Valeant Pharmaceuticals International disclosed Monday that federal regulators had launched an inquiry into stock trades that were made this spring when the Costa Mesa company released results of a drug trial.
In a statement, Valeant said the Securities and Exchange Commission had also asked for information about Valeant's efforts to recover controversial bonuses paid to company founder and former Chief Executive Milan Panic. He was ousted in 2002 amid allegations that he was mismanaging the company.
Regulators have also asked about Valeant's stock option grants, the company said.
Valeant executives declined to be interviewed, and SEC officials would not comment.
In a statement, Valeant said the SEC "is conducting an informal inquiry regarding events and circumstances surrounding trading in the company's common stock and the public release of data" from a pivotal trial of Viramidine.
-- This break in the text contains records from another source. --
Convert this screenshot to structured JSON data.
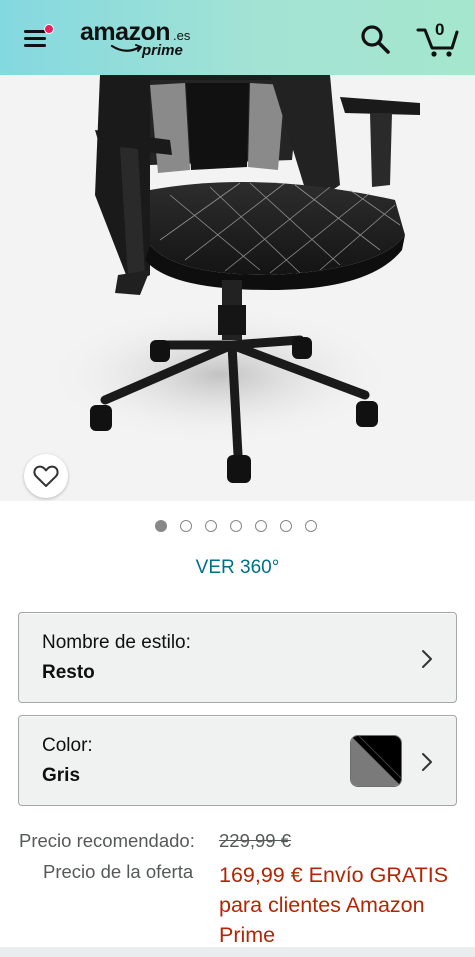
{
  "header": {
    "logo_word": "amazon",
    "logo_tld": ".es",
    "logo_sub": "prime",
    "cart_count": "0",
    "colors": {
      "gradient_start": "#84d8e0",
      "gradient_end": "#a5e6ce",
      "notification_dot": "#e3245e"
    },
    "icons": [
      "menu-icon",
      "search-icon",
      "cart-icon"
    ]
  },
  "product": {
    "image_icon": "gaming-chair-image",
    "wishlist_icon": "heart-icon",
    "carousel": {
      "total": 7,
      "active": 1
    },
    "view360_label": "VER 360°"
  },
  "variations": {
    "style": {
      "label": "Nombre de estilo:",
      "value": "Resto",
      "icon": "chevron-right-icon"
    },
    "color": {
      "label": "Color:",
      "value": "Gris",
      "icon": "chevron-right-icon",
      "swatch_colors": [
        "#000000",
        "#7a7a7a"
      ]
    }
  },
  "price": {
    "recommended_label": "Precio recomendado:",
    "recommended_value": "229,99 €",
    "offer_label": "Precio de la oferta",
    "offer_value": "169,99 € Envío GRATIS para clientes Amazon Prime",
    "offer_color": "#b12704",
    "link_color": "#007185"
  }
}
Viramidine is a drug developed by the company for the treatment of hepatitis C, a virus that causes liver damage.
On March 21, Valeant announced that Viramidine's test data showed a low effectiveness in treating hepatitis C. The company's shares plunged 14.2% to $16.03.
Andrew Stoltmann, a Chicago-based securities attorney, said regulators were probably looking for evidence of insider stock trading.
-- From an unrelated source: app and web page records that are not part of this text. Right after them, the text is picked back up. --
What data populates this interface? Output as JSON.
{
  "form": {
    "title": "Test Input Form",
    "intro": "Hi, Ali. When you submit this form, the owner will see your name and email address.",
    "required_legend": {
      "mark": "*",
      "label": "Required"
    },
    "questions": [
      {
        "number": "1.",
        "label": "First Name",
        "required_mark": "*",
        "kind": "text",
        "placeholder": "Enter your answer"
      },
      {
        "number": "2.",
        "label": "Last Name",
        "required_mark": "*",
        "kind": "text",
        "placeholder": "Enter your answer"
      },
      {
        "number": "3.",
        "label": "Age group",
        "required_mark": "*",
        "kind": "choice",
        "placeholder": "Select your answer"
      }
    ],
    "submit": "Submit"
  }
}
"I don't think there is any question with that fact pattern," he said.
Andrew McDonald, a stock analyst with ThinkEquity Partners in San Francisco who has a "buy" rating for Valeant, said the SEC routinely looks into companies when share prices show large gains or drops after an announcement.
He said the disappointing test results for Viramidine did not come as a surprise to those who had been following the drug's development closely.
"My guess is that it is just routine," McDonald said of the investigation.
The federal agency is also looking into Valeant's efforts to recover $33 million Panic received in bonus pay in 2002.
Last month, the two parties announced they had reached a $20-million settlement, but Panic had failed to make his first payment of $8 million on time, Valeant's statement said.
Panic, 76, said the payment was three days late because of additional concerns imposed at the last minute by Valeant.
"I made the payment, they cashed the money," said Panic, who founded the company formerly known as ICN Pharmaceuticals in 1959. "These people are not to be trusted."
Panic, who briefly served as prime minister of Yugoslavia in the 1990s, has been battling with Valeant's board ever since he was ousted.
The company's former board awarded Panic $33 million in bonus pay for his work spinning off a division of the company. But shareholders protested that the payment was too rich, leading to Panic's resignation and the appointment of a new board.
Panic said he deserved every penny he made, saying he led a profitable company. He accused those who ousted him of profiteering while the company struggled financially.
"If I hadn't started this company," Panic said Monday, "these people wouldn't have jobs."
Valeant has also joined the growing roster of companies under scrutiny for stock option practices. The company said the SEC is looking into options Valeant has granted since Jan. 1, 2000.
Options are the right to buy a company's stock at a certain price by a certain date in the future. Regulators are examining more than 100 companies to determine if the grant date was "backdated" to maximize profits for the recipients.
In March, Panic sued Valeant's directors in an Orange County Superior Court, accusing them of manipulating stock prices with a series of misleading assessments about the company to enrich themselves. As part of the $20-million settlement reached in August, Panic had agreed to drop that suit.
Valeant's stock rose 2 cents Monday, to $19.53.